■ Exercise goal ■
Without including any picture, write out the entries exactly as they stand.

(Stored records)
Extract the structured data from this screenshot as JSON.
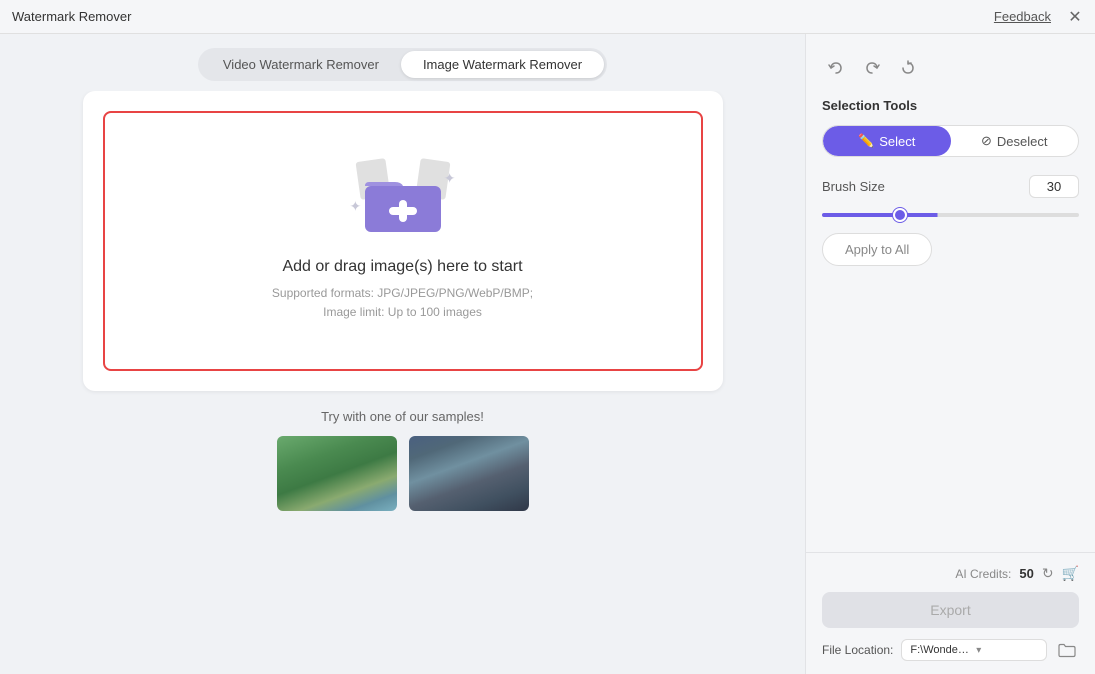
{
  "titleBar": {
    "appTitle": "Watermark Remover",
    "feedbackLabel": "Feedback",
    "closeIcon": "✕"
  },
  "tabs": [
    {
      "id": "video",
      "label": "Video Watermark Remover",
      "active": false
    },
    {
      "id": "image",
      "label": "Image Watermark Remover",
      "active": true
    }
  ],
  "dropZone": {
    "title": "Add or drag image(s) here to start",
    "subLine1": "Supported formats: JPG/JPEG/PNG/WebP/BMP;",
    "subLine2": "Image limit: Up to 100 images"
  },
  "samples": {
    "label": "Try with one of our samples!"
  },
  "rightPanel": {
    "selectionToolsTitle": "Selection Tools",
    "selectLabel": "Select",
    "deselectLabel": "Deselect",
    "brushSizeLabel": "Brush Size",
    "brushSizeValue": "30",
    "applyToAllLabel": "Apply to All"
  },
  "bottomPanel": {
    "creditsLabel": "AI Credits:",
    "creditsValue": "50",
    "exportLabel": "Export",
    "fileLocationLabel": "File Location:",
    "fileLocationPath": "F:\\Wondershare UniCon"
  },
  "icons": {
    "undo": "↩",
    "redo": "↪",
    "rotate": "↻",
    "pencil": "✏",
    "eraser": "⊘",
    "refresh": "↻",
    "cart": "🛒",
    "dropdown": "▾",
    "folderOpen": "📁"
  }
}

■ Answer to this task ■
Extract the structured data from this screenshot as JSON.
{
  "titleBar": {
    "appTitle": "Watermark Remover",
    "feedbackLabel": "Feedback",
    "closeIcon": "✕"
  },
  "tabs": [
    {
      "id": "video",
      "label": "Video Watermark Remover",
      "active": false
    },
    {
      "id": "image",
      "label": "Image Watermark Remover",
      "active": true
    }
  ],
  "dropZone": {
    "title": "Add or drag image(s) here to start",
    "subLine1": "Supported formats: JPG/JPEG/PNG/WebP/BMP;",
    "subLine2": "Image limit: Up to 100 images"
  },
  "samples": {
    "label": "Try with one of our samples!"
  },
  "rightPanel": {
    "selectionToolsTitle": "Selection Tools",
    "selectLabel": "Select",
    "deselectLabel": "Deselect",
    "brushSizeLabel": "Brush Size",
    "brushSizeValue": "30",
    "applyToAllLabel": "Apply to All"
  },
  "bottomPanel": {
    "creditsLabel": "AI Credits:",
    "creditsValue": "50",
    "exportLabel": "Export",
    "fileLocationLabel": "File Location:",
    "fileLocationPath": "F:\\Wondershare UniCon"
  },
  "icons": {
    "undo": "↩",
    "redo": "↪",
    "rotate": "↻",
    "pencil": "✏",
    "eraser": "⊘",
    "refresh": "↻",
    "cart": "🛒",
    "dropdown": "▾",
    "folderOpen": "📁"
  }
}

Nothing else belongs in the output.